From ABC News: “Traveling with Pets: Airlines with the Most Dog Deaths”
Summary: In terms of sheer numbers, Continental Airlines is the worst offender, followed by Delta (now merged with Northwest), Alaska Airlines, American Airlines, and United.
It’s always unnerving to read about the things that could go wrong on a simple flight, even a domestic one. I travel internationally more than domestically, but I’ve got to leave the dogs at home (and boyfriend, who takes over their care). Bowdu, in fact, moved with my boyfriend and me from Taiwan, where we were living at the time we got him, to the United States. We chose an inopportune time to return to the States — the beginning of August 2006, when most US airlines had heavy restrictions or a total embargo on the transport of pets. Rather than fly Bowdu separately with a cargo or pet-shipping service (or worse, abandon him like so many do in Taiwan), we shelled out a lot of money to fly an alternate route that only took off and landed at nighttime/early morning. In retrospect, we should’ve just bought him a seat of his own!
We booked tickets through EVA Air 長榮航空 (Taiwan) through Vancouver and Toronto with Air Canada, with a final destination in Detroit. The folks at EVA were extremely helpful and accommodating, perhaps because by coincidence, the flight attendant who checked us in also had a shiba at home and had been watching out for us the whole time. We arrived a little late, having wrestled too long with transport and administrative details, and the flight attendant saw that we were visibly agitated about the whole trip — perhaps why she bumped us up to business class. The transfers through Canada did not proceed as smoothly (including an unexpected extended layover in Vancouver due to a canceled flight), but we got back safe and sound, which is the important thing.
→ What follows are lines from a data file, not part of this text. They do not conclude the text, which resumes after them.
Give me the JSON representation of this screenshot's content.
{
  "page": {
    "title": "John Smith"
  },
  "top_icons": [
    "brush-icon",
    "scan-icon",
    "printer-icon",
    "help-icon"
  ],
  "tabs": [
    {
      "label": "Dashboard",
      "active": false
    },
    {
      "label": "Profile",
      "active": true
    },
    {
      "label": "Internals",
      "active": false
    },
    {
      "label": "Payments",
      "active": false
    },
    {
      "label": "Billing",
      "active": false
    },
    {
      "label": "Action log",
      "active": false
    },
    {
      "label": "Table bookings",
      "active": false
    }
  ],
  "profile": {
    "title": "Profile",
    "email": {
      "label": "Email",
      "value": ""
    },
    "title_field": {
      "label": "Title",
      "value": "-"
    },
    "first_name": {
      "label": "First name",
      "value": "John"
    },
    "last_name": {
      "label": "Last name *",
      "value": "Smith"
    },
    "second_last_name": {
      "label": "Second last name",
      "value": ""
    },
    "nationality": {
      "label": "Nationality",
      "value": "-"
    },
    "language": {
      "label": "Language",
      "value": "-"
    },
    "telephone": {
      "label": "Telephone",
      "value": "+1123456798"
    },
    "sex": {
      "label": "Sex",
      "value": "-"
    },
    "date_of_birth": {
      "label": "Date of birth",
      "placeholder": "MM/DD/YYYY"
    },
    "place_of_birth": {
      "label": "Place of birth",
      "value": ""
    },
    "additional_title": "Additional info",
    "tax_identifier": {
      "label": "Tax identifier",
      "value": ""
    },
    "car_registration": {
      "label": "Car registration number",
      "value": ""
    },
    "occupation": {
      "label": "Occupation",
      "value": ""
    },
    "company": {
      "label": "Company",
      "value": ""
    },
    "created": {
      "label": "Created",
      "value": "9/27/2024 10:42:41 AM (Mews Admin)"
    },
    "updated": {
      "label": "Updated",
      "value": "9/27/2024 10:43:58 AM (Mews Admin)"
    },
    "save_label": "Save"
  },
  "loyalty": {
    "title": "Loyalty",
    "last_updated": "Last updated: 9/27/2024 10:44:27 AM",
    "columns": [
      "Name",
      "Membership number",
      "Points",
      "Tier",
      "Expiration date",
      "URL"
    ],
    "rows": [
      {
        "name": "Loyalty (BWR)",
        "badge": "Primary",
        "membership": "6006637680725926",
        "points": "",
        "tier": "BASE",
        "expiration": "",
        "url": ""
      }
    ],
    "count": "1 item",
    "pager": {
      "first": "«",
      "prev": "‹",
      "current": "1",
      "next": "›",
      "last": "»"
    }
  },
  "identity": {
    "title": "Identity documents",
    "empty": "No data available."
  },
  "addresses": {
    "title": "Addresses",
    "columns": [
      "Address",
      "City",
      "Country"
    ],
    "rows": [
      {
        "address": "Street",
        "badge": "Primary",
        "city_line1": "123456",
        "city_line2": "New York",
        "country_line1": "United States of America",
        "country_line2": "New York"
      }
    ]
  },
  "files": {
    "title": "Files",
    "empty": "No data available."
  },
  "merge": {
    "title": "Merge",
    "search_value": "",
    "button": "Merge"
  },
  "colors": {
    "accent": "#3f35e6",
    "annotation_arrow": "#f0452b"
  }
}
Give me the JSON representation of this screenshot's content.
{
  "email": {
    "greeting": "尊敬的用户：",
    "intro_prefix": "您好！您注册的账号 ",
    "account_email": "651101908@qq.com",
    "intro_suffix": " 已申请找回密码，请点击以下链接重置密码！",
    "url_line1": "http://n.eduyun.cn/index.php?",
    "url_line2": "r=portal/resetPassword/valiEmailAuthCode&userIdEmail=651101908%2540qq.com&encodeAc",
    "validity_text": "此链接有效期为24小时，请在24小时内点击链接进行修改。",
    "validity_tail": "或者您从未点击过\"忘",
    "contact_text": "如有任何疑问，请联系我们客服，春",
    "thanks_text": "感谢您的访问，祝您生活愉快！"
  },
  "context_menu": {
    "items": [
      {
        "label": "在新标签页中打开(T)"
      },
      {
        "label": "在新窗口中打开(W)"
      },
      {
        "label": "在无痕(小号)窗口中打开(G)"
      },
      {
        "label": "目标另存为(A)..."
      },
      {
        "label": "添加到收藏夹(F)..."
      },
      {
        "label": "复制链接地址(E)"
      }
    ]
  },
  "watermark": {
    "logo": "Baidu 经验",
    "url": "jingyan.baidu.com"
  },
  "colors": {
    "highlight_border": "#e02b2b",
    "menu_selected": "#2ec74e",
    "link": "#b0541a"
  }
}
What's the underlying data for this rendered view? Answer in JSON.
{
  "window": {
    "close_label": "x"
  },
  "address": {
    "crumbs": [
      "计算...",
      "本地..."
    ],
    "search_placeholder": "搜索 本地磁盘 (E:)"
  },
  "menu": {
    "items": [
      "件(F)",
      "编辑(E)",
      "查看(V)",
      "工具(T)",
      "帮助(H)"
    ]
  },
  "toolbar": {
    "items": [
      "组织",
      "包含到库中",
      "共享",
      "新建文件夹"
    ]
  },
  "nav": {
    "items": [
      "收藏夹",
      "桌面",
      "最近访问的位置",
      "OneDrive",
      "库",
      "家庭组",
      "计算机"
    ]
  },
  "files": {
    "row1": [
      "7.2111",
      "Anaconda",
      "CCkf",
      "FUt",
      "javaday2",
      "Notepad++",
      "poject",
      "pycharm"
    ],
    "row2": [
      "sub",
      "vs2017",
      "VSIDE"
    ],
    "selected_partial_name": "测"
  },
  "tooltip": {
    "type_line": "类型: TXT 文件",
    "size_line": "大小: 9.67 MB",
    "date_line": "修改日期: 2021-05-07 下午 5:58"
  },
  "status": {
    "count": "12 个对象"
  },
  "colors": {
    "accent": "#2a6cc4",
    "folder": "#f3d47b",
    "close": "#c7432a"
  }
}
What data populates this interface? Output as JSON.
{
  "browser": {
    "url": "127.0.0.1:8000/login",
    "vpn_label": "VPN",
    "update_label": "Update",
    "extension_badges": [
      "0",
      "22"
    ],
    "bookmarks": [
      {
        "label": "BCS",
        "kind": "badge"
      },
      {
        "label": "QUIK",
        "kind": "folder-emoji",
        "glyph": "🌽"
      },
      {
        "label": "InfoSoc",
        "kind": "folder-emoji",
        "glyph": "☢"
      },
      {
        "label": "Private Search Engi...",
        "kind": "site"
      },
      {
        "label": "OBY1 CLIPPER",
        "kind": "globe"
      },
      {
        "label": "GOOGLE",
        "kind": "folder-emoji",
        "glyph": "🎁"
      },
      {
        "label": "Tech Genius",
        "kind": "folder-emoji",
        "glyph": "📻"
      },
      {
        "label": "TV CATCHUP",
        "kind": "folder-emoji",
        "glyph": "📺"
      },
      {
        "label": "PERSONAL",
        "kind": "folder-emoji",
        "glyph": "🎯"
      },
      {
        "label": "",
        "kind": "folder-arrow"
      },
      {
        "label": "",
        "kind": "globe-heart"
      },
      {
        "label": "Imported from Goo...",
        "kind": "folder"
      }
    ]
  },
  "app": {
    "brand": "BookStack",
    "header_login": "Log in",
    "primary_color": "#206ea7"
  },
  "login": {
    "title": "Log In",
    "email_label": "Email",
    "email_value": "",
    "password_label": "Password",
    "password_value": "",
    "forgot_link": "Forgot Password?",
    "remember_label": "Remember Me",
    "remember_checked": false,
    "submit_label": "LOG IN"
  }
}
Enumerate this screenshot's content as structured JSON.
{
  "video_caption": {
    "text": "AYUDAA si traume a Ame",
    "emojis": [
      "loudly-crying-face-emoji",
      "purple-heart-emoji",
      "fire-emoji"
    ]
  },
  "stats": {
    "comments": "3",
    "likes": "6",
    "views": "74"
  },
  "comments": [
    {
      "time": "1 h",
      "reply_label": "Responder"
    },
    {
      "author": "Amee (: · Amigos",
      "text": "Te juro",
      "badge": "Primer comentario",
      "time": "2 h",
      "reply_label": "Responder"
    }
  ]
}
One of my greatest wishes for a changed world is to see traveling with pets become easier. Fees are relatively exorbitant, in my opinion, relative to the amount of additional “services” rendered in most cases. In other cases, outright prohibitions close off negotiation altogether. It has been pointed out to me that these kinds of rules will change only when standards of pet ownership change; overall, pet owners are just not responsible enough. The laws in place reflect rampant negligence that I am ultimately powerless to prevent. Still, we can strive and hope for progress.